You know," I said, holding my ground. "I gotta tell you. The goatee thing? Yeah, way over. And you know a little jewelry really does go a long way. Just something you might want to consider. I'm actually glad you stopped by, because I have a couple things I've been meaning to say to you. Number one, about your wife? Yeah, she's a skank. And number two, you know that whole thing where you killed Jesse and then buried his remains out back there? Yeah, way un-cool.
Another unary photograph is the pornographic photograph (I am not saying the erotic photograph: the erotic is a pornographic that has been disturbed, fissured). Nothing more homogeneous than a pornographic photograph. It is always a naive photograph, without intention and without calculation. Like a shop window which shows only one illuminated piece of jewelry, it is completely constituted by the presentation of only one thing: sex: no secondary, untimely object ever manages to half conceal, delay, or distract... A proof a contrario: Mapplethorpe shifts his close-ups of genitalia from the pornographic to the erotic by photographing the fabric of underwear at very close range: the photograph is no longer unary, since I am interested in the texture of the material. The presence (the dynamics) of this blind field is, I believe, what distinguishes the erotic photograph from the pornographic photograph. Pornography ordinarily represents the sexual organs, making them into a motionless object (a fetish), flattered like an idol that does not leave its niche; for me, there is no punctum in the pornographic image; at most it amuses me (and even then, boredom follows quickly). The erotic photograph, on the contrary (and this is its very condition), does not make the sexual organs into a central object; it may very well not show them at all; it takes the spectator outside its frame, and it is there that I animate this photograph and that it animates me.
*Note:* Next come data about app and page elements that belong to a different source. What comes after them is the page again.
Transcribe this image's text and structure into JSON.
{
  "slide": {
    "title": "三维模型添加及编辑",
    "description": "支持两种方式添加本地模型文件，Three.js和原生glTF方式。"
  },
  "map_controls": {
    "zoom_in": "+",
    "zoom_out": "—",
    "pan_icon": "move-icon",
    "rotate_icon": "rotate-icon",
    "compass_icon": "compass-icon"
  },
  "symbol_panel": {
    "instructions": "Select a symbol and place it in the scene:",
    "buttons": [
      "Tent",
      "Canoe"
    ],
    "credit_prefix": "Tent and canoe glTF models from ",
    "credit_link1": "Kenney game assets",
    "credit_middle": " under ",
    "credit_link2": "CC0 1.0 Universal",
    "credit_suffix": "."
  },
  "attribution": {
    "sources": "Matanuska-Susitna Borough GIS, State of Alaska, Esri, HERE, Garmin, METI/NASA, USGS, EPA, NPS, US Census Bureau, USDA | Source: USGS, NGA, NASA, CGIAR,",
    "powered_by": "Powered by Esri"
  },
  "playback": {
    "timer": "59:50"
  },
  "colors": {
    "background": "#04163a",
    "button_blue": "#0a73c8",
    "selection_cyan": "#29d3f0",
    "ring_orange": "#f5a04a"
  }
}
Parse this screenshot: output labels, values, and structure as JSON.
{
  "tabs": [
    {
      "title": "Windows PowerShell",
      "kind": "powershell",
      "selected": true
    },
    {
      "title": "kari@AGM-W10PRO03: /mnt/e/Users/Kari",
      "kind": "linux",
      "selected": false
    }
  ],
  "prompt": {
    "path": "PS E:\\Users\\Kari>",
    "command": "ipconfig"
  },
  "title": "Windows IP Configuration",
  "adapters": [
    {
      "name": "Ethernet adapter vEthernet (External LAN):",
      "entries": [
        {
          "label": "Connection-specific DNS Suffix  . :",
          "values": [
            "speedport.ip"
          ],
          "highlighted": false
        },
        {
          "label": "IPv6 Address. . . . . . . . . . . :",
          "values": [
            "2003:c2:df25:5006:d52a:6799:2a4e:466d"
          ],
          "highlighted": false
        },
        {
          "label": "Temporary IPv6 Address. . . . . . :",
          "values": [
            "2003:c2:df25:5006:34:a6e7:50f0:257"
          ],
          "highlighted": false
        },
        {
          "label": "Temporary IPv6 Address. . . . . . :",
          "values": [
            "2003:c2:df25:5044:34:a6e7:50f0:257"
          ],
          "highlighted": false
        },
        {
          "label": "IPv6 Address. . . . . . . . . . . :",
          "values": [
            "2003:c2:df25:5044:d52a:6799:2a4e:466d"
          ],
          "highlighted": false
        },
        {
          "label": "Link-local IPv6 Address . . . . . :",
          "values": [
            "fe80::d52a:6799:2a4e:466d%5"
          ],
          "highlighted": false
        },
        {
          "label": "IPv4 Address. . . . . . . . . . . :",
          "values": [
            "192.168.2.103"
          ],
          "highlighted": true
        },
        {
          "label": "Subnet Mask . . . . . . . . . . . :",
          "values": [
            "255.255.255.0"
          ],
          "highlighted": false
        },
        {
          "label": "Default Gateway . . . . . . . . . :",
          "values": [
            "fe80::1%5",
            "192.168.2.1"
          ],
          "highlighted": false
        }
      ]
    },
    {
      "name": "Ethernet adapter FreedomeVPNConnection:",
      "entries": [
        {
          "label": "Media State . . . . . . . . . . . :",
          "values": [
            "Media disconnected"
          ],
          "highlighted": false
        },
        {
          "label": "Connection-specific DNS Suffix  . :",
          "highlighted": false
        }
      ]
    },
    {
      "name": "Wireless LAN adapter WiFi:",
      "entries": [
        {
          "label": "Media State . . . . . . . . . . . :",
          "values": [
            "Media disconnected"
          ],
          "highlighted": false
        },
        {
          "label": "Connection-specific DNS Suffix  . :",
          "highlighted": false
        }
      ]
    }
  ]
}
You can all supply your own favorite, most nauseating examples of the commodification of love. Mine include the wedding industry, TV ads that feature cute young children or the giving of automobiles as Christmas presents, and the particularly grotesque equation of diamond jewelry with everlasting devotion. The message, in each case, is that if you love somebody you should buy stuff. A related phenomenon is the ongoing transformation, courtesy of Facebook, of the verb 'to like' from a state of mind to an action that you perform with your computer mouse: from a feeling to an assertion of consumer choice. And liking, in general, is commercial culture's substitution for loving.
There are four simple ways for the observant to tell Mr. Croup and Mr. Vandemar apart: first, Mr. Vandemar is two and a half heads taller than Mr. Croup; second, Mr. Croup has eyes of a faded china blue, while Mr. Vandemar's eyes are brown; third, while Mr. Vandemar fashioned the rings he wears on his right hand out of the skulls of four ravens, Mr. Croup has no obvious jewelry; fourth, Mr. Croup likes words, while Mr. Vandemar is always hungry. Also, they look nothing at all alike.